Source records:

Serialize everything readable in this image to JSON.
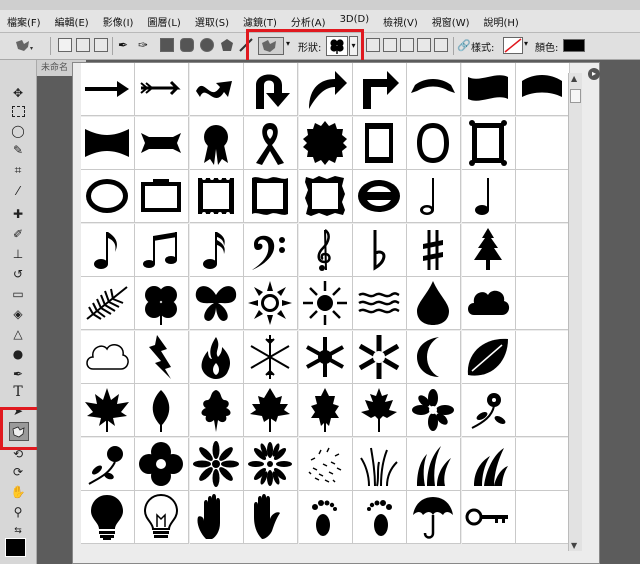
{
  "menubar": {
    "top_text": "",
    "items": [
      "檔案(F)",
      "編輯(E)",
      "影像(I)",
      "圖層(L)",
      "選取(S)",
      "濾鏡(T)",
      "分析(A)",
      "3D(D)",
      "檢視(V)",
      "視窗(W)",
      "說明(H)"
    ]
  },
  "options": {
    "shape_label": "形狀:",
    "style_label": "樣式:",
    "color_label": "顏色:"
  },
  "document": {
    "tab_title": "未命名"
  },
  "colors": {
    "highlight": "#e0191f",
    "swatch": "#000000"
  },
  "shape_panel": {
    "columns": 9,
    "rows": [
      [
        "arrow-icon",
        "arrow-feather-icon",
        "wavy-arrow-icon",
        "u-turn-arrow-icon",
        "curved-arrow-icon",
        "corner-arrow-icon",
        "banner-ribbon-icon",
        "banner-wave-icon",
        "banner-arc-icon"
      ],
      [
        "banner-concave-icon",
        "banner-scroll-icon",
        "award-ribbon-icon",
        "awareness-ribbon-icon",
        "seal-icon",
        "frame-rect-icon",
        "frame-oval-icon",
        "frame-ornate-icon",
        "empty"
      ],
      [
        "frame-oval-ornate-icon",
        "frame-rect-decor-icon",
        "frame-scallop-icon",
        "frame-wave-icon",
        "frame-rough-icon",
        "frame-oval-bold-icon",
        "half-note-icon",
        "quarter-note-icon",
        "empty"
      ],
      [
        "eighth-note-icon",
        "beamed-notes-icon",
        "sixteenth-note-icon",
        "bass-clef-icon",
        "treble-clef-icon",
        "flat-sign-icon",
        "sharp-sign-icon",
        "pine-tree-icon",
        "empty"
      ],
      [
        "fern-icon",
        "clover-icon",
        "butterfly-icon",
        "sun-icon",
        "sun-rays-icon",
        "water-waves-icon",
        "raindrop-icon",
        "cloud-icon",
        "empty"
      ],
      [
        "cloud-outline-icon",
        "lightning-icon",
        "fire-icon",
        "snowflake-thin-icon",
        "snowflake-icon",
        "snowflake-bold-icon",
        "moon-icon",
        "leaf-round-icon",
        "empty"
      ],
      [
        "maple-leaf-icon",
        "leaf-icon",
        "leaf-oak-icon",
        "maple-leaf-2-icon",
        "leaf-holly-icon",
        "maple-leaf-3-icon",
        "flower-icon",
        "flower-sprig-icon",
        "empty"
      ],
      [
        "flower-vine-icon",
        "flower-4petal-icon",
        "daisy-icon",
        "sunflower-icon",
        "dandelion-icon",
        "grass-icon",
        "grass-2-icon",
        "grass-3-icon",
        "empty"
      ],
      [
        "lightbulb-icon",
        "lightbulb-outline-icon",
        "hand-icon",
        "hand-2-icon",
        "footprint-icon",
        "footprint-2-icon",
        "umbrella-icon",
        "key-icon",
        "empty"
      ]
    ]
  }
}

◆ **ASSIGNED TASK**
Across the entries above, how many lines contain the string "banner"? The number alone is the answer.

◆ **RESPONSE TO THE EXERCISE**
5